Assume you needed 70 psi to support your heaviest ever expected load (this is why we say get on the scales when fully loaded to your heaviest). So assume you set your inflation to 70 psi and the Ambient temperature is 80F. What happens the next day if the ambient drops to 70F? Your tire pressure will have dropped by 2% to about 68psi which is below what is needed to support the measured heavy load. So you get out and increase your tire pressure back up to 70psi. A few days later it's 90F so tire pressure is now (90F - 70F = 20F so 2% per 10F = 4% increase of the 70 psi so now your tires are at about 73 psi cold so you drop your tire pressure.

See the problem? You are messing around with your tire pressure. almost every day.

However if you have a +10% "Flex Range" above your needed inflation, or in our example + 7 psi You can ignore the day to day pressure variation unless or until the temperature has dropped 50°F.

Tires can tolerate the increase in pressure with essentially no damage but low pressure can result in increased operating temperature which accelerates the "aging" of the belt rubber which can shorten tire life.

Also if you have to mess with your tires a lot, soon you will tire of the chore and stop monitoring and adjusting tire pressure which can lead to low inflation. This extra work can get old quickly and then you stop checking and setting your pressure. I Do Not Want That to happen.

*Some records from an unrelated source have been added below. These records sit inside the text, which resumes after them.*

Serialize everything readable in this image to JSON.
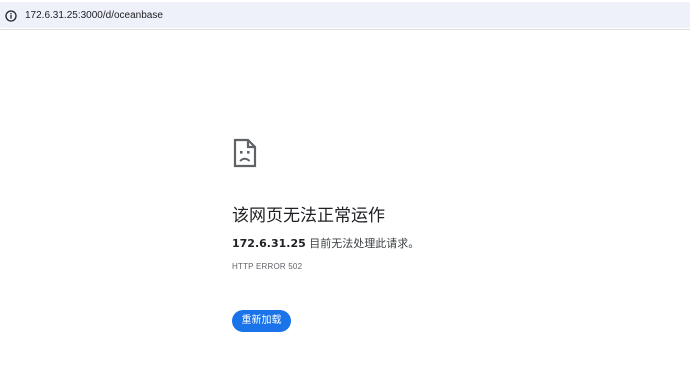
{
  "browser": {
    "url": "172.6.31.25:3000/d/oceanbase",
    "info_icon": "info-circle-icon"
  },
  "error_page": {
    "icon": "sad-page-icon",
    "title": "该网页无法正常运作",
    "host": "172.6.31.25",
    "message": " 目前无法处理此请求。",
    "error_code": "HTTP ERROR 502",
    "reload_label": "重新加载",
    "accent_color": "#1a73e8"
  }
}
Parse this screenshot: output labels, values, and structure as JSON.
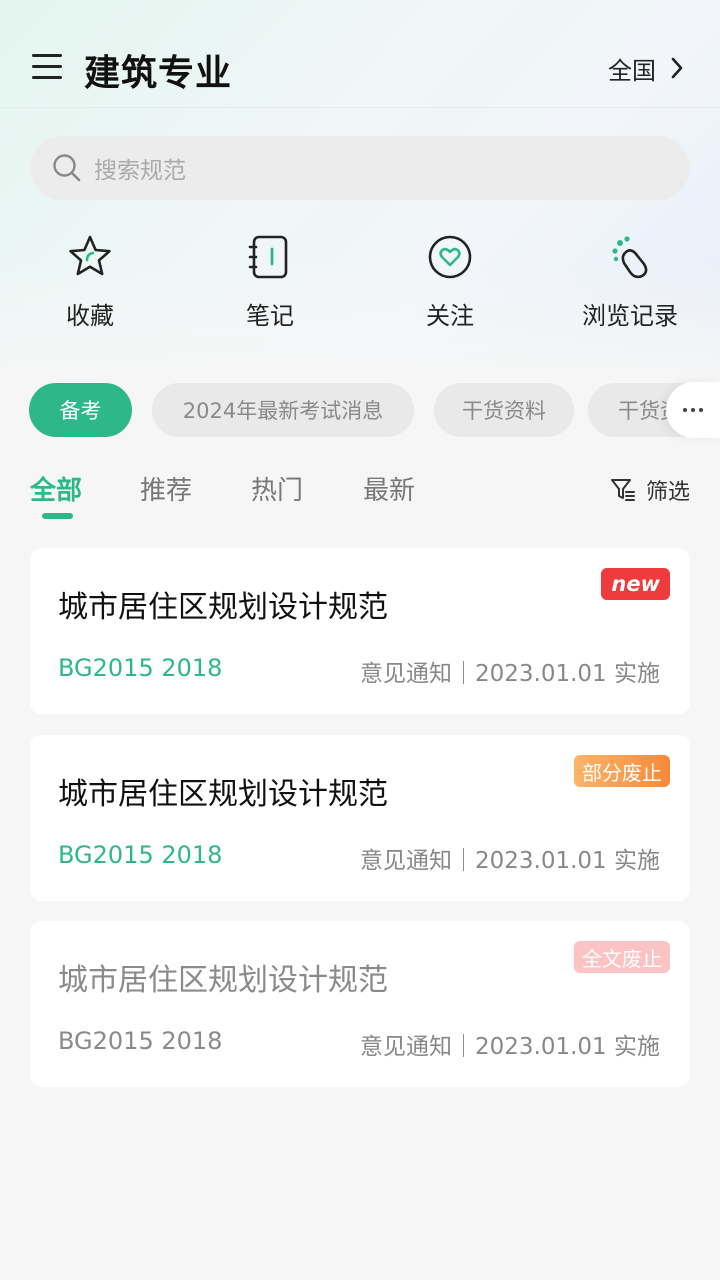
{
  "header": {
    "title": "建筑专业",
    "region": "全国"
  },
  "search": {
    "placeholder": "搜索规范"
  },
  "quick_actions": [
    {
      "label": "收藏",
      "icon": "star-icon"
    },
    {
      "label": "笔记",
      "icon": "notebook-icon"
    },
    {
      "label": "关注",
      "icon": "heart-icon"
    },
    {
      "label": "浏览记录",
      "icon": "footprint-icon"
    }
  ],
  "chips": [
    {
      "label": "备考",
      "active": true
    },
    {
      "label": "2024年最新考试消息",
      "active": false
    },
    {
      "label": "干货资料",
      "active": false
    },
    {
      "label": "干货资料",
      "active": false
    }
  ],
  "tabs": [
    {
      "label": "全部",
      "active": true
    },
    {
      "label": "推荐",
      "active": false
    },
    {
      "label": "热门",
      "active": false
    },
    {
      "label": "最新",
      "active": false
    }
  ],
  "filter": {
    "label": "筛选"
  },
  "cards": [
    {
      "title": "城市居住区规划设计规范",
      "code": "BG2015 2018",
      "meta": "意见通知｜2023.01.01 实施",
      "badge": "new",
      "status": "new"
    },
    {
      "title": "城市居住区规划设计规范",
      "code": "BG2015 2018",
      "meta": "意见通知｜2023.01.01 实施",
      "badge": "部分废止",
      "status": "partial"
    },
    {
      "title": "城市居住区规划设计规范",
      "code": "BG2015 2018",
      "meta": "意见通知｜2023.01.01 实施",
      "badge": "全文废止",
      "status": "full"
    }
  ],
  "colors": {
    "accent": "#2eb88a",
    "new_badge": "#ef3b3b",
    "partial_badge": "#f78a3a",
    "full_badge": "#fbc3c3"
  }
}
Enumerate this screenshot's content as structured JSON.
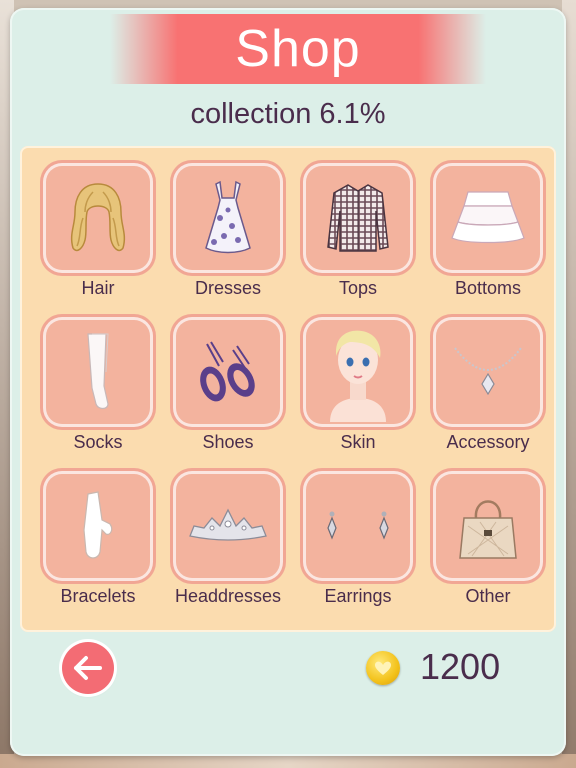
{
  "header": {
    "title": "Shop"
  },
  "collection_text": "collection 6.1%",
  "categories": [
    {
      "label": "Hair",
      "icon": "hair-icon"
    },
    {
      "label": "Dresses",
      "icon": "dress-icon"
    },
    {
      "label": "Tops",
      "icon": "shirt-icon"
    },
    {
      "label": "Bottoms",
      "icon": "skirt-icon"
    },
    {
      "label": "Socks",
      "icon": "socks-icon"
    },
    {
      "label": "Shoes",
      "icon": "shoes-icon"
    },
    {
      "label": "Skin",
      "icon": "face-icon"
    },
    {
      "label": "Accessory",
      "icon": "necklace-icon"
    },
    {
      "label": "Bracelets",
      "icon": "glove-icon"
    },
    {
      "label": "Headdresses",
      "icon": "tiara-icon"
    },
    {
      "label": "Earrings",
      "icon": "earrings-icon"
    },
    {
      "label": "Other",
      "icon": "handbag-icon"
    }
  ],
  "footer": {
    "back_icon": "arrow-left-icon",
    "coin_icon": "coin-icon",
    "coins": "1200"
  },
  "colors": {
    "banner": "#f87272",
    "panel": "#dcefe8",
    "grid": "#fbdcaf",
    "tile": "#f3b39e",
    "text": "#4a2d4c",
    "back_button": "#f36c74"
  }
}
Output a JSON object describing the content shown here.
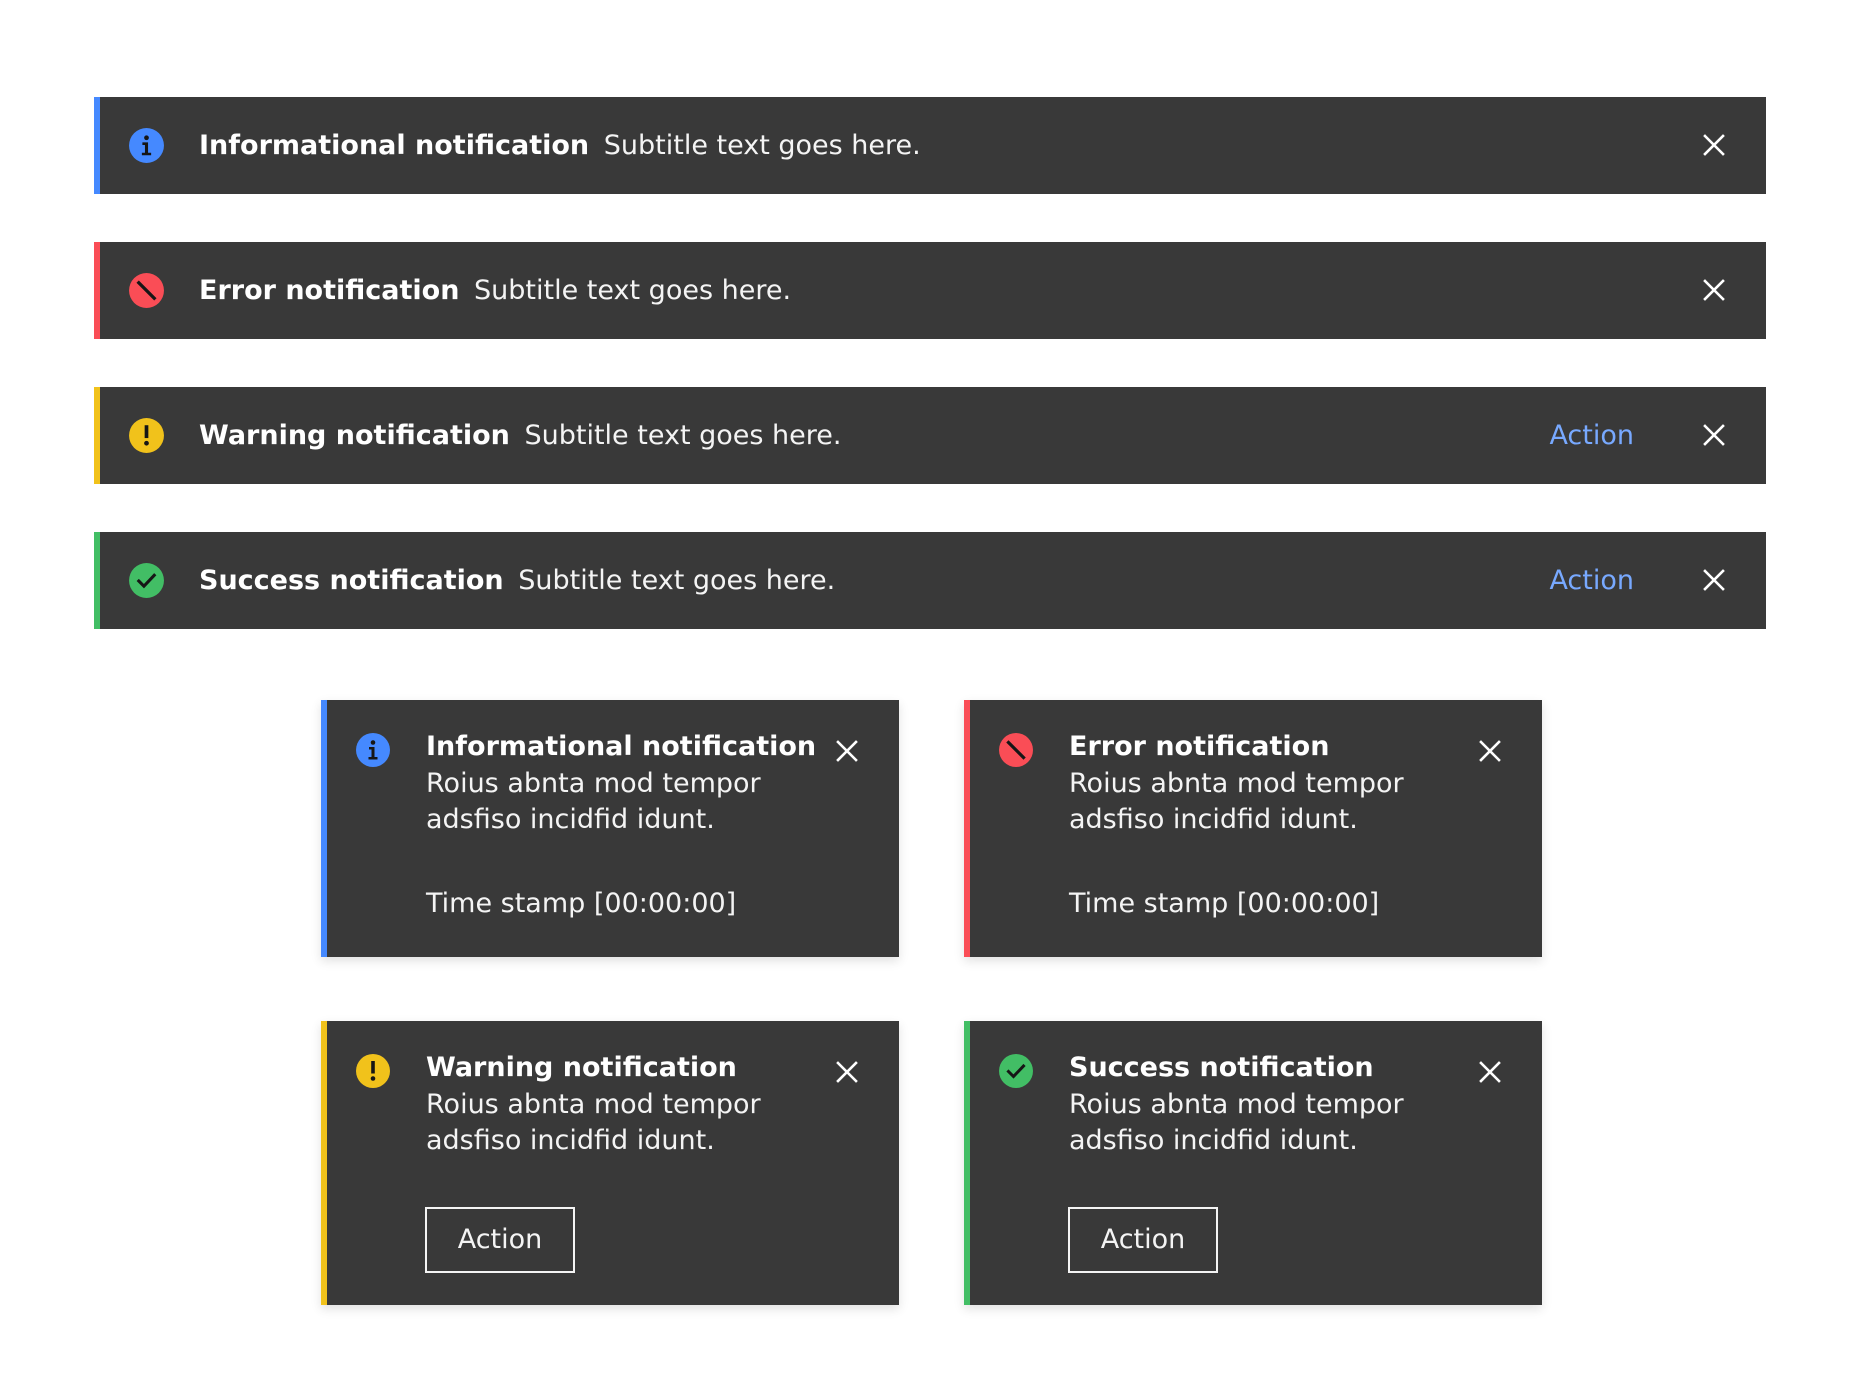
{
  "colors": {
    "info": "#4589ff",
    "error": "#fa4d56",
    "warning": "#f1c21b",
    "success": "#42be65",
    "surface": "#393939",
    "action_link": "#78a9ff"
  },
  "inline_notifications": [
    {
      "kind": "info",
      "icon": "info-icon",
      "title": "Informational notification",
      "subtitle": "Subtitle text goes here."
    },
    {
      "kind": "error",
      "icon": "error-icon",
      "title": "Error notification",
      "subtitle": "Subtitle text goes here."
    },
    {
      "kind": "warning",
      "icon": "warning-icon",
      "title": "Warning notification",
      "subtitle": "Subtitle text goes here.",
      "action": "Action"
    },
    {
      "kind": "success",
      "icon": "success-icon",
      "title": "Success notification",
      "subtitle": "Subtitle text goes here.",
      "action": "Action"
    }
  ],
  "toast_notifications": [
    {
      "kind": "info",
      "icon": "info-icon",
      "title": "Informational notification",
      "body": "Roius abnta mod tempor adsfiso incidfid idunt.",
      "timestamp": "Time stamp [00:00:00]"
    },
    {
      "kind": "error",
      "icon": "error-icon",
      "title": "Error notification",
      "body": "Roius abnta mod tempor adsfiso incidfid idunt.",
      "timestamp": "Time stamp [00:00:00]"
    },
    {
      "kind": "warning",
      "icon": "warning-icon",
      "title": "Warning notification",
      "body": "Roius abnta mod tempor adsfiso incidfid idunt.",
      "action": "Action"
    },
    {
      "kind": "success",
      "icon": "success-icon",
      "title": "Success notification",
      "body": "Roius abnta mod tempor adsfiso incidfid idunt.",
      "action": "Action"
    }
  ]
}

RE center wear. That was an issue with bias tires but I do wonder what micrometer you are using to measure tire tread wear to 0.001" especially given that tire tread wear is normally in the .001" per 1,000 mile range and I doubt that your pressure remains constant over each thousand miles operation. Road surface (concrete vs asphalt) has a much bigger impact on tread wear.